Why do these fellows constantly need to make us feel guilty for the entertainment we choose? Are they the only socially-conscious people around? Is it a zero-sum game? Is my watching the IPL at the expense of some farmer’s happiness? Who the hell are they to pontificate on what constitutes the right form of cricket? If the spectators didn’t like it, it wouldn’t have lasted 5 seasons. And the spectator has a right to choose his form of cricket. 

IPL was the reason for our loss in Australia? Damn it. There were cricketers in the Australian team who had played the IPL too. 

What’s immoral or vulgar about cheerleaders? Bloody hell, far worse things are shown in the most decent of Hindi or regional movies. 

Why are these fellows such killjoys? Why can’t they tolerate people having some legitimate fun? The only explanation that I can think of is this. 
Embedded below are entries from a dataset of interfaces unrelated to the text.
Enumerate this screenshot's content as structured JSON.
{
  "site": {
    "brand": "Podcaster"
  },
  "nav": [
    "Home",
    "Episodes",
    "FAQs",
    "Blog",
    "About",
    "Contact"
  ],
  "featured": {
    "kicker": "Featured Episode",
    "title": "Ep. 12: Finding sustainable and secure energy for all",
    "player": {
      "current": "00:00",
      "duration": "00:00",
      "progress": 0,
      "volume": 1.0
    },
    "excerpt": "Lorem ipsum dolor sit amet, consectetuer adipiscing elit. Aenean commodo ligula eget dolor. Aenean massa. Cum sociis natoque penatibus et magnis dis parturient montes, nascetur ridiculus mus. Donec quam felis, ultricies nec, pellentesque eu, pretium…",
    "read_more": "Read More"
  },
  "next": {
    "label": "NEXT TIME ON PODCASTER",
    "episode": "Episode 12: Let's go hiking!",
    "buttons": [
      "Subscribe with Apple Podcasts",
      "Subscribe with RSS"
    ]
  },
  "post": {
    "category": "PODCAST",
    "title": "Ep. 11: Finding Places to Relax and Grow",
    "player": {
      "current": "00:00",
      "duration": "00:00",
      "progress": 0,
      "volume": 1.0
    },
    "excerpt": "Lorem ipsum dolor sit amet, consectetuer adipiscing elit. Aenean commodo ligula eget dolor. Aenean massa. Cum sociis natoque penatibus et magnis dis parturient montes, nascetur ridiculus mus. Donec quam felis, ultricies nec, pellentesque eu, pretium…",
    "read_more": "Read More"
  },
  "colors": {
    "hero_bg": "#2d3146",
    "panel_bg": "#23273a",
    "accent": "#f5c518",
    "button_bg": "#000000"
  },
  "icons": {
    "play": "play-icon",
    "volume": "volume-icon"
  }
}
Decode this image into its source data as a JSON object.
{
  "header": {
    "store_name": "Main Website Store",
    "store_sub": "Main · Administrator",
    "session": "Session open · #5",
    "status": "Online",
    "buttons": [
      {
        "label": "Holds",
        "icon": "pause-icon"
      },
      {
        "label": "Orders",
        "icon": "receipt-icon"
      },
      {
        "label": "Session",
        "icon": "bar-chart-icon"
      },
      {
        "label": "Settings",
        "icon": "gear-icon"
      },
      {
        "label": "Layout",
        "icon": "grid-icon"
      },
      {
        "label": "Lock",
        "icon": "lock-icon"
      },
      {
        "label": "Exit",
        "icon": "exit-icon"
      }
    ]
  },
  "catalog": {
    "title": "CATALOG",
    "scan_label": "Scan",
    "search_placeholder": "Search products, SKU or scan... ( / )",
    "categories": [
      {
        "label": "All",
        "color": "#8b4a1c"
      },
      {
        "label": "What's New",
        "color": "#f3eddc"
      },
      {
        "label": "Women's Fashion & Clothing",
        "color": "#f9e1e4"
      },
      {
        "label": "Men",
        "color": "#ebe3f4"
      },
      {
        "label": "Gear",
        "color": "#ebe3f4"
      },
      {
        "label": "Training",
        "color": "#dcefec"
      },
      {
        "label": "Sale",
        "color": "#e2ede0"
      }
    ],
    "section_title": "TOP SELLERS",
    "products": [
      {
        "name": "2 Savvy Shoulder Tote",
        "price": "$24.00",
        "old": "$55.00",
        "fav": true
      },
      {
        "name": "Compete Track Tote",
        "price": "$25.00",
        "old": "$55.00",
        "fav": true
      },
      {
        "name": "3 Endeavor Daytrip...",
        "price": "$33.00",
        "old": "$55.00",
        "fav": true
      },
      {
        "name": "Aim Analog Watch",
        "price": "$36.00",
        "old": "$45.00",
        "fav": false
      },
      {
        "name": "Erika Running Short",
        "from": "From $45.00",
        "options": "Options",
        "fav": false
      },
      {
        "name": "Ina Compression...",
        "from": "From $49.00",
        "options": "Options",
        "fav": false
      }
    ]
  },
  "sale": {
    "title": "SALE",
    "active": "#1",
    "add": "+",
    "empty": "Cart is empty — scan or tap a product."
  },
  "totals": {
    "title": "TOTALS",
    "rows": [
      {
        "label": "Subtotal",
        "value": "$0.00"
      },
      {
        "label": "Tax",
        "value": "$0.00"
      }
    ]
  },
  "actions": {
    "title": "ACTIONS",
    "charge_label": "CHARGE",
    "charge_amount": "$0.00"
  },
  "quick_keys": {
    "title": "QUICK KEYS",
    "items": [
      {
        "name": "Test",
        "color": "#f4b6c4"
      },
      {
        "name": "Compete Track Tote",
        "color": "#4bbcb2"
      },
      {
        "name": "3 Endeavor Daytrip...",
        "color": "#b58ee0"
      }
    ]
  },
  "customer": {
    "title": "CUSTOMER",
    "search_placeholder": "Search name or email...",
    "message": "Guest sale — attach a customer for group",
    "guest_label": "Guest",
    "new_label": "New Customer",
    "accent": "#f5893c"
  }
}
These are all professional writers who have built their own individual brand by hyping some theory or other. And they make a living out of their writing, and must find as many outlets as they can to get their ‘writing’ published.

An event such as IPL is an excellent means to grab public attention by writing a column or two. For a professional writer, it’s too good an opportunity not to encash on. Sadly for these disgruntled writers, no newspaper would invite them to write a regular column on the IPL, for the simple reason that nobody will read their dreary stuff. Therefore, the only option is to somehow persuade their newspaper to allow them to write a contrarian piece bad-mouthing the IPL and to keep it in line with their brand image. So one guy can write that farmers are dying while we are fiddling, while the other guys can use the chance to hold forth on their respective pet theories cleverly weaving in the alleged ills of IPL. Their hope and intention is that such of their readers who are also IPL followers must die of guilt and shame. 
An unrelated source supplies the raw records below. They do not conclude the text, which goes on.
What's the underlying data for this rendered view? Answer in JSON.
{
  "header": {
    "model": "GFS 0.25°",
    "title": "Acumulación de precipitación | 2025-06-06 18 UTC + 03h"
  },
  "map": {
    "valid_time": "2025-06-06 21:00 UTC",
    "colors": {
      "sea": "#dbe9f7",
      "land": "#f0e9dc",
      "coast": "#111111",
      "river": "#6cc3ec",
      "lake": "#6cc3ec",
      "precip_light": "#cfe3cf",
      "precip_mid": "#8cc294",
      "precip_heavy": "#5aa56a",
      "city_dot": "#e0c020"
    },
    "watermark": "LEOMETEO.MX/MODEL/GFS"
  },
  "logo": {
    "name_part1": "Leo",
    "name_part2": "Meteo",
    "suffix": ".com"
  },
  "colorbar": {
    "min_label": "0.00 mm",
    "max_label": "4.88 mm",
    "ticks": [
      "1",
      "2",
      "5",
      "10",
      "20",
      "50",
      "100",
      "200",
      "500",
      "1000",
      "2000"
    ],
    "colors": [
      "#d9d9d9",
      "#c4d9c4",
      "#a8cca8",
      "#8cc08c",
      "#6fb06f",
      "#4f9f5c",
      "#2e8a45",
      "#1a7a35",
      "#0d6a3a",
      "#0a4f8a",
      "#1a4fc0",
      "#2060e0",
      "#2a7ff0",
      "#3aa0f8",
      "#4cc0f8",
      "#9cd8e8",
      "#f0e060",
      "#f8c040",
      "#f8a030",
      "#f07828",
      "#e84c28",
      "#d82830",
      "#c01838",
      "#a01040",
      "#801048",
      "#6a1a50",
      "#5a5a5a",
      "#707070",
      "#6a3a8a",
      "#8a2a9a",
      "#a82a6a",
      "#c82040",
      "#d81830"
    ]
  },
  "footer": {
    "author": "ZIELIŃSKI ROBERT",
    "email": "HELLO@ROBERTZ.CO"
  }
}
Ironically, all the papers that carried these critical articles on IPL benefited immensely from the advertisements placed by IPL and the franchisees.

Much as I hate it, ‘freedom of expression’ means that such writers who make a living by spreading gloom and guilt should be allowed to do so.  But I wish they would be socially ostracized for causing incalculable damage to the morale and happiness of the people. 

 “How dare you be happy?” is their refrain, as I blogged once. I would argue that even when the economy is depressed- or particularly when- people must be allowed to celebrate if, when and how they choose to, so long as such celebrations don’t come at the cost of someone else who is not a part of it.